Description of the task.
Print the records exactly as they are written.

Provided records.
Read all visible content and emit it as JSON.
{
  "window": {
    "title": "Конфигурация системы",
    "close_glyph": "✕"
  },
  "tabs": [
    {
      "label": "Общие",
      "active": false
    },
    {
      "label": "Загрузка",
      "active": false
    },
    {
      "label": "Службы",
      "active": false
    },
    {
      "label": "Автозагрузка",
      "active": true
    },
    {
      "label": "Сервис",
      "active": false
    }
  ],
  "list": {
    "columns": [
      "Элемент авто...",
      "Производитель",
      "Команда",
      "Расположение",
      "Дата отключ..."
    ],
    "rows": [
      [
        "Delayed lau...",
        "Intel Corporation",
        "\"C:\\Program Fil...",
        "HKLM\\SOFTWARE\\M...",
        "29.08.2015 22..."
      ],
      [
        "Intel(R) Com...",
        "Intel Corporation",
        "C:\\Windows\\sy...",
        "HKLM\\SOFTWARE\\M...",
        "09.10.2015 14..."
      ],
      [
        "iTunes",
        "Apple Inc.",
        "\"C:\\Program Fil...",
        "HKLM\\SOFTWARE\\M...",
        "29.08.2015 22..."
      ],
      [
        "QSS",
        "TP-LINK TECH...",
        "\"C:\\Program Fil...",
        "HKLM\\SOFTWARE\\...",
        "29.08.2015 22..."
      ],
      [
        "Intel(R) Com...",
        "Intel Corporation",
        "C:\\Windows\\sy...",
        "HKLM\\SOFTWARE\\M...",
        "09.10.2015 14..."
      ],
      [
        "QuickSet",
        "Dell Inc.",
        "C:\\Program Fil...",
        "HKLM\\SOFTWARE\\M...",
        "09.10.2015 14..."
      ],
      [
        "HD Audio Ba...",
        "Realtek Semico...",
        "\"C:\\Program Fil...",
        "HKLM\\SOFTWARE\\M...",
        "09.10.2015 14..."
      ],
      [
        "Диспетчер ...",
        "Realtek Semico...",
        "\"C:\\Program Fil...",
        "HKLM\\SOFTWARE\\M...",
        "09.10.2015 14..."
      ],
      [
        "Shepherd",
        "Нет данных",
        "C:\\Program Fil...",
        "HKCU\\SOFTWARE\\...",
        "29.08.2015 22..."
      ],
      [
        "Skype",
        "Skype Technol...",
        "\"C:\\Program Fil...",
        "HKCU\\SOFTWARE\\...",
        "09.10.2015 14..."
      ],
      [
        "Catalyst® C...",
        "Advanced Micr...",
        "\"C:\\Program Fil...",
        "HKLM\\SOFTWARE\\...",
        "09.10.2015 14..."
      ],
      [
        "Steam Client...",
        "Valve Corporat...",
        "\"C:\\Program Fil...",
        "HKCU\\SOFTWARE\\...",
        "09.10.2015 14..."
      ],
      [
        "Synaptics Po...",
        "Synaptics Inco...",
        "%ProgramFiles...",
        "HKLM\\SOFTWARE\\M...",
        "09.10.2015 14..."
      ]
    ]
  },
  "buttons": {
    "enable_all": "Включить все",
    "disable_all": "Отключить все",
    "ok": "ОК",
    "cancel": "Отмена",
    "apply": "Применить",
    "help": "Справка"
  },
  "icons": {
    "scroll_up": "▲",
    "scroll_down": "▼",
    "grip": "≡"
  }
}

Final answer.
Read all visible content and emit it as JSON.
{
  "window": {
    "title": "Конфигурация системы",
    "close_glyph": "✕"
  },
  "tabs": [
    {
      "label": "Общие",
      "active": false
    },
    {
      "label": "Загрузка",
      "active": false
    },
    {
      "label": "Службы",
      "active": false
    },
    {
      "label": "Автозагрузка",
      "active": true
    },
    {
      "label": "Сервис",
      "active": false
    }
  ],
  "list": {
    "columns": [
      "Элемент авто...",
      "Производитель",
      "Команда",
      "Расположение",
      "Дата отключ..."
    ],
    "rows": [
      [
        "Delayed lau...",
        "Intel Corporation",
        "\"C:\\Program Fil...",
        "HKLM\\SOFTWARE\\M...",
        "29.08.2015 22..."
      ],
      [
        "Intel(R) Com...",
        "Intel Corporation",
        "C:\\Windows\\sy...",
        "HKLM\\SOFTWARE\\M...",
        "09.10.2015 14..."
      ],
      [
        "iTunes",
        "Apple Inc.",
        "\"C:\\Program Fil...",
        "HKLM\\SOFTWARE\\M...",
        "29.08.2015 22..."
      ],
      [
        "QSS",
        "TP-LINK TECH...",
        "\"C:\\Program Fil...",
        "HKLM\\SOFTWARE\\...",
        "29.08.2015 22..."
      ],
      [
        "Intel(R) Com...",
        "Intel Corporation",
        "C:\\Windows\\sy...",
        "HKLM\\SOFTWARE\\M...",
        "09.10.2015 14..."
      ],
      [
        "QuickSet",
        "Dell Inc.",
        "C:\\Program Fil...",
        "HKLM\\SOFTWARE\\M...",
        "09.10.2015 14..."
      ],
      [
        "HD Audio Ba...",
        "Realtek Semico...",
        "\"C:\\Program Fil...",
        "HKLM\\SOFTWARE\\M...",
        "09.10.2015 14..."
      ],
      [
        "Диспетчер ...",
        "Realtek Semico...",
        "\"C:\\Program Fil...",
        "HKLM\\SOFTWARE\\M...",
        "09.10.2015 14..."
      ],
      [
        "Shepherd",
        "Нет данных",
        "C:\\Program Fil...",
        "HKCU\\SOFTWARE\\...",
        "29.08.2015 22..."
      ],
      [
        "Skype",
        "Skype Technol...",
        "\"C:\\Program Fil...",
        "HKCU\\SOFTWARE\\...",
        "09.10.2015 14..."
      ],
      [
        "Catalyst® C...",
        "Advanced Micr...",
        "\"C:\\Program Fil...",
        "HKLM\\SOFTWARE\\...",
        "09.10.2015 14..."
      ],
      [
        "Steam Client...",
        "Valve Corporat...",
        "\"C:\\Program Fil...",
        "HKCU\\SOFTWARE\\...",
        "09.10.2015 14..."
      ],
      [
        "Synaptics Po...",
        "Synaptics Inco...",
        "%ProgramFiles...",
        "HKLM\\SOFTWARE\\M...",
        "09.10.2015 14..."
      ]
    ]
  },
  "buttons": {
    "enable_all": "Включить все",
    "disable_all": "Отключить все",
    "ok": "ОК",
    "cancel": "Отмена",
    "apply": "Применить",
    "help": "Справка"
  },
  "icons": {
    "scroll_up": "▲",
    "scroll_down": "▼",
    "grip": "≡"
  }
}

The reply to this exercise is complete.